Problem details -> In the records that follow, find each line containing "name" and copy it.

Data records
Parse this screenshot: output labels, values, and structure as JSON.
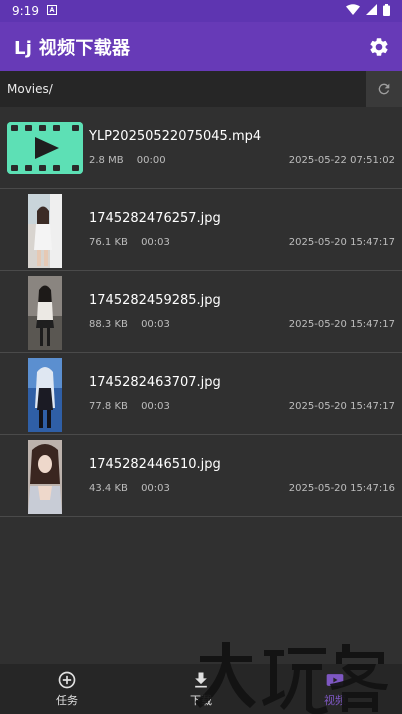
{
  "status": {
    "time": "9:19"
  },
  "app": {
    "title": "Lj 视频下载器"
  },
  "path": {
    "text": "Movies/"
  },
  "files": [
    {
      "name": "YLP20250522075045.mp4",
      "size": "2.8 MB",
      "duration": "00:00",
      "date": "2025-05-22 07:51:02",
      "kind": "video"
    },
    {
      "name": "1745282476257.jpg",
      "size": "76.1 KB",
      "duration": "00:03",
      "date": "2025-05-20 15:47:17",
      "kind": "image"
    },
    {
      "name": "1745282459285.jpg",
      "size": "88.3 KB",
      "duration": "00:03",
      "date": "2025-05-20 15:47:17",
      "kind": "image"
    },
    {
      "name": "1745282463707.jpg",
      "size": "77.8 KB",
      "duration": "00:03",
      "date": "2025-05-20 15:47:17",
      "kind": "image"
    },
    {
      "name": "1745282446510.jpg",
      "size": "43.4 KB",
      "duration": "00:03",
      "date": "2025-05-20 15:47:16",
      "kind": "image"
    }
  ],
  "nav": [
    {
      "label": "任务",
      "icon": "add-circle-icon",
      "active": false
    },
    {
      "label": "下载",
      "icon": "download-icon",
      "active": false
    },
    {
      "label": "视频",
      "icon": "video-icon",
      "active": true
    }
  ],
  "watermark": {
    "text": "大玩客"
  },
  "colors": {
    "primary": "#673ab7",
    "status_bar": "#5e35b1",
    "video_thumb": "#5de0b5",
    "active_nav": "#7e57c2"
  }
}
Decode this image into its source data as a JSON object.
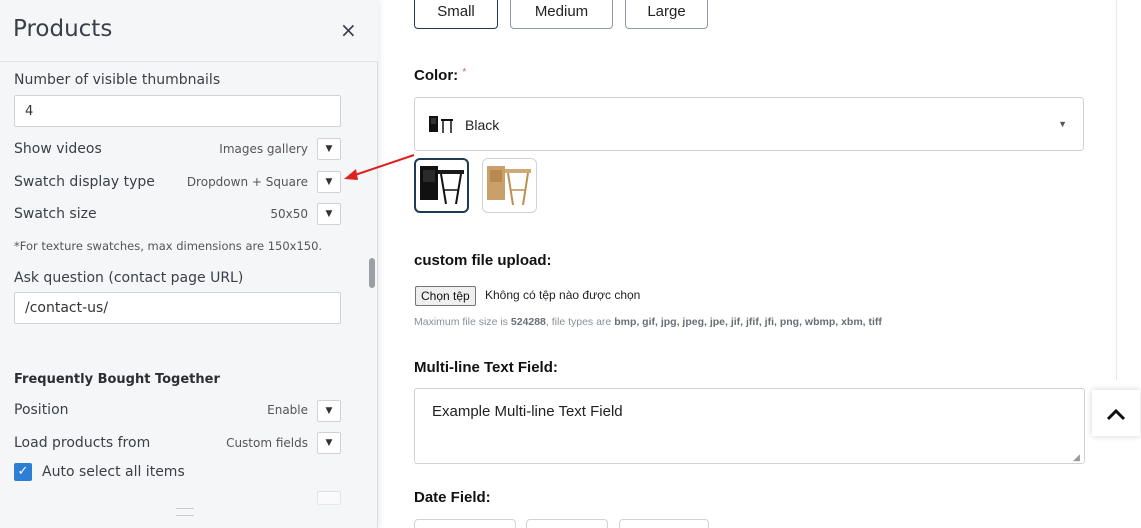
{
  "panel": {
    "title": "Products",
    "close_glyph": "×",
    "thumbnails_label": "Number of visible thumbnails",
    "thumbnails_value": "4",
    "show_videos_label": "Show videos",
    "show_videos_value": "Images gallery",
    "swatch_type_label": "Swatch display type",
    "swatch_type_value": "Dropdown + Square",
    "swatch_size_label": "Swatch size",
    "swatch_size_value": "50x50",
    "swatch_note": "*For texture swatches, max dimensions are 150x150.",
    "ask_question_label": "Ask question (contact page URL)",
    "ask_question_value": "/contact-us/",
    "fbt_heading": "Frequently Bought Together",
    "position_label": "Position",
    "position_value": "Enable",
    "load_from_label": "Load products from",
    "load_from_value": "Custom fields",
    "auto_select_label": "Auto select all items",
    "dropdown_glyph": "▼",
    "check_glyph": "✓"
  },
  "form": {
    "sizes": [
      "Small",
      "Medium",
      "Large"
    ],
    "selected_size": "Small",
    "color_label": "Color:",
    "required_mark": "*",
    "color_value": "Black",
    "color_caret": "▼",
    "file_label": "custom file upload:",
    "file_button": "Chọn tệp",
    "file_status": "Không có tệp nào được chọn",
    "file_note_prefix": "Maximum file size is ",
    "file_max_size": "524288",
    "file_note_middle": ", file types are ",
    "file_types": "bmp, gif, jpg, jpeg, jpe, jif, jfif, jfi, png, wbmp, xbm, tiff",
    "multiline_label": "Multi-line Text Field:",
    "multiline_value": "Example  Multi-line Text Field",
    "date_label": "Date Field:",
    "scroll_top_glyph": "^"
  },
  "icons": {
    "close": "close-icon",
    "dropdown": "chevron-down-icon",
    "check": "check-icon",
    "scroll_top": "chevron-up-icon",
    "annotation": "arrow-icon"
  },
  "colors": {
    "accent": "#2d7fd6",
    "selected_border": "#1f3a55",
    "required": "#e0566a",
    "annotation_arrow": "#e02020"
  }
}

Response area ->
      "name": "YLP20250522075045.mp4",
      "name": "1745282476257.jpg",
      "name": "1745282459285.jpg",
      "name": "1745282463707.jpg",
      "name": "1745282446510.jpg",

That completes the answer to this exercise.